The dust of your digital life is scattered far and wide, and it has likely expanded exponentially during coronavirus lockdown. It includes social media posts, emails, documents, photos — things you intended to create or share — and also information passively captured by your devices, or posted about you by others. You might not be into family history, but everyone's got a relative with a genealogy habit. Even children often have substantial digital footprints through the "sharenting" of others.

All those data don't just disappear when your digital life becomes your digital legacy, and that can be consequential for people left behind. Because so much practical and sentimental material is stored digitally — and managed by big tech companies — the landscape of modern grief is littered with issues related to access and control.

How can digital afterlives be problematic?

In terms of access, bereaved people may suffer because they have too little access to digital remains. For example, family may assume that they're automatically legally entitled to access a deceased person's cloud account, phone, or email, and they're often surprised and upset when their request is denied.
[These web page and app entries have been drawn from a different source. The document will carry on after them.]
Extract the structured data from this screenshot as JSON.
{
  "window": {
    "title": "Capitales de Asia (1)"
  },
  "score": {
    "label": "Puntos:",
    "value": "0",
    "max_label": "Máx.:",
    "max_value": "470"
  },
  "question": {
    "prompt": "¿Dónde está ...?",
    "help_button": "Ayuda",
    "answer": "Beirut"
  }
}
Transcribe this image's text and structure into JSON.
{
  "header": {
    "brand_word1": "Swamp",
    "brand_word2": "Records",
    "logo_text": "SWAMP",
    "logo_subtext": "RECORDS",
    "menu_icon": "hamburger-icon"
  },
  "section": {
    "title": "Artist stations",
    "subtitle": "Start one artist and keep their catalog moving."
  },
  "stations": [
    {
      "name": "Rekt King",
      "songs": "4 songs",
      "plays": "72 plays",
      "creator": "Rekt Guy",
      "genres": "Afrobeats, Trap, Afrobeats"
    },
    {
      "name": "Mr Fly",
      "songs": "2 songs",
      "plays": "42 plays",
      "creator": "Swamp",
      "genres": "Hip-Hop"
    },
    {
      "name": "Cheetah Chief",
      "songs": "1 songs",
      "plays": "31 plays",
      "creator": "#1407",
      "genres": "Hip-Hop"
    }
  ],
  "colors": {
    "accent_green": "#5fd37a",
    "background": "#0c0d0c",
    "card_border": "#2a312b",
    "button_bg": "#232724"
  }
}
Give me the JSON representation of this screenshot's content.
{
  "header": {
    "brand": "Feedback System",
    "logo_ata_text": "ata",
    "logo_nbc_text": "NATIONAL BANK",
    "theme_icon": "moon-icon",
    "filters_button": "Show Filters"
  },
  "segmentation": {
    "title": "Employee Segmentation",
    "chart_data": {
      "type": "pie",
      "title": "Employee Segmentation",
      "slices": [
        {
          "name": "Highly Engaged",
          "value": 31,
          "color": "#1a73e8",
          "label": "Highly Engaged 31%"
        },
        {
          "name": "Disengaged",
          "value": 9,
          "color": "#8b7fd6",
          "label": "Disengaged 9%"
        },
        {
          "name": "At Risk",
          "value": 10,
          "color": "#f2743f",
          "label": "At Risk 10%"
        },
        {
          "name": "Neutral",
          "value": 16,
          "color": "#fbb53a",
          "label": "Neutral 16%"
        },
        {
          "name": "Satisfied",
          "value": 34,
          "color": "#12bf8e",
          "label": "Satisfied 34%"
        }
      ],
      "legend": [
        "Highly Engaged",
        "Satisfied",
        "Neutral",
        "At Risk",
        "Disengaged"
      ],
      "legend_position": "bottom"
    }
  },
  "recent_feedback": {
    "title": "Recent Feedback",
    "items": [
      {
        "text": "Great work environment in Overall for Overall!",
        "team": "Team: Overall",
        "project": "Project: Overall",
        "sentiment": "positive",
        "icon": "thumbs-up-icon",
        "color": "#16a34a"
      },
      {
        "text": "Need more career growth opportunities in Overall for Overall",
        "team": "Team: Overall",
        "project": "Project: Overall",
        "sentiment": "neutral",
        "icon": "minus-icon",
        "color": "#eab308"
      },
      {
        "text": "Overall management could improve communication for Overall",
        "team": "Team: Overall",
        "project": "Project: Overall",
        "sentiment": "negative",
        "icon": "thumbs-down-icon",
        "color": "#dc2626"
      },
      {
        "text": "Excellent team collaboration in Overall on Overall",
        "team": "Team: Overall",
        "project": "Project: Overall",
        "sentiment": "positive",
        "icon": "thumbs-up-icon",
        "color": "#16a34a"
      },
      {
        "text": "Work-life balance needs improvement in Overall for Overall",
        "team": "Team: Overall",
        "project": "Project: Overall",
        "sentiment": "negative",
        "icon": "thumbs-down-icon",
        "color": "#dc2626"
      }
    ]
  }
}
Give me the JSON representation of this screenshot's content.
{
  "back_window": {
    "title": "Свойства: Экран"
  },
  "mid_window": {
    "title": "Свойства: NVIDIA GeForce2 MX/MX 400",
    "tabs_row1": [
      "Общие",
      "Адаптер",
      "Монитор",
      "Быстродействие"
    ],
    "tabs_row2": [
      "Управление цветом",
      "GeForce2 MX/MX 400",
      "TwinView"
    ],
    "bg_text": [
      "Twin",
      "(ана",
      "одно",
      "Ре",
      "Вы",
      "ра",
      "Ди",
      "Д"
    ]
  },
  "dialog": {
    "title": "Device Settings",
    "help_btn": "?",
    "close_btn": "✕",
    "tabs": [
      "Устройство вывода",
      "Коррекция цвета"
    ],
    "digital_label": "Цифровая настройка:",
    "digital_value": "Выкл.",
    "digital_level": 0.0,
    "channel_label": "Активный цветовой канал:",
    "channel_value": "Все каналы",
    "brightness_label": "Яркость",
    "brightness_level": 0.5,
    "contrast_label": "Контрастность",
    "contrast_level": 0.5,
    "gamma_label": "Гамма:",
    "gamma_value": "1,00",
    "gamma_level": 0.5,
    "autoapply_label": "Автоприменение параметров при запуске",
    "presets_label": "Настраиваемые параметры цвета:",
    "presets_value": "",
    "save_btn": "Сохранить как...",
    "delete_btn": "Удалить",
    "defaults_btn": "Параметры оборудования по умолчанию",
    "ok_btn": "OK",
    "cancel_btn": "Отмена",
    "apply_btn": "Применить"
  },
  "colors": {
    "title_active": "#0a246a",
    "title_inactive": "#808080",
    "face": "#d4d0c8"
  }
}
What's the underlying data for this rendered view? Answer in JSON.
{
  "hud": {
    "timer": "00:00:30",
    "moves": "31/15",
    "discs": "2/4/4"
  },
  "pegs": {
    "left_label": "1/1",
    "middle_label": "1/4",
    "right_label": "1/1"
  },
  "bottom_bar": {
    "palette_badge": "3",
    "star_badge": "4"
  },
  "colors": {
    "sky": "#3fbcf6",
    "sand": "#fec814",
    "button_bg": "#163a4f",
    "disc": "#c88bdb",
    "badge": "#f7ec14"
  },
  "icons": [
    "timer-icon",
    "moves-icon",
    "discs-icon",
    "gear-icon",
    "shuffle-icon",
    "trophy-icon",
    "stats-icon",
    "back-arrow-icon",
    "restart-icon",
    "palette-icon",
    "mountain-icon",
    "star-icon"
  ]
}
On the other hand, people can suffer because they can access so much. Digital remains can be comprehensive and intensely personal, and seeking comfort in them may instead unearth surprises and secrets. Accessing more does not always equate to feeling better.

In terms of control, we have come to task technology companies — particularly social media — with looking after our digital dead. Memorialised accounts have become commonplace, comforting for some mourners, painful for others. Settings that allow individual grievers to calibrate their interaction with the digital dead are typically not very finely grained.

Perhaps expecting social media to not just preserve the dead, but also to care for the bereaved, is an expectation too far.

Some of us feel the pain of second loss acutely when a set of digital remains disappears. But perhaps we're upset for a different reason too. Perhaps, at these moments of data loss, we realise what else we've lost: control and ownership, not just over our memories, but over our own digital selves and their eventual fate.

Even calling it "digital legacy" can lull you into overestimating how much control you have over your digital information. A legacy usually refers to something that is yours to bequeath, but "your" digital material often doesn't legally belong to you. You can't pass on what you don't own.

Is control of digital afterlives possible?

You may have more control than you think. Almost all states in America have now passed laws making it easier to manage your digital estate. If you assume that password-protected devices and accounts will prove tricky or impossible for others to access, you can ensure that important practical and sentimental information is stored in formats you can control, without third parties and their terms and conditions getting involved.

As a bereaved person, perhaps you have more agency there too, especially if you commit to not giving yourself "dirty pain" by judging yourself or self-imposing "shoulds." As researcher Morna O'Connor writes in Digital Afterlife: Death Matters in a Digital Age (2020), just like everything else in grief, the impact and significance of digital afterlives is not uniform or predictable. Digital afterlives do not "export simply into grievers' experience" (p. 52). Each griever relates to the digital objects left behind by the deceased in their own way. 

We continue our bonds with the dead not just on our phones, but in our memories. Those gone before continue on not just in digital data, but as embodied in our narratives and actions. In these ways, the dead have stayed with us since the beginning of time, and although the digital age has changed much, it has not changed that. 


Bonanno, G. (2010). The Other Side of Sadness: What the New Science of Bereavement Tells Us About Life After Loss. New York: Basic Books.

Kasket, E. (2020). All the Ghosts in the Machine: The Digital Afterlife of Your Personal Data. London: Robinson/Little Brown UK.

O'Connor, M. (2020). Posthumous digital material: Does it 'live on' in survivors' accounts of their dead? In M. Savin-Baden & V. Mason-Robbie (Eds.), Digital Afterlife: Death Matters in a Digital Age (pp. 39-56). London: CRC Press.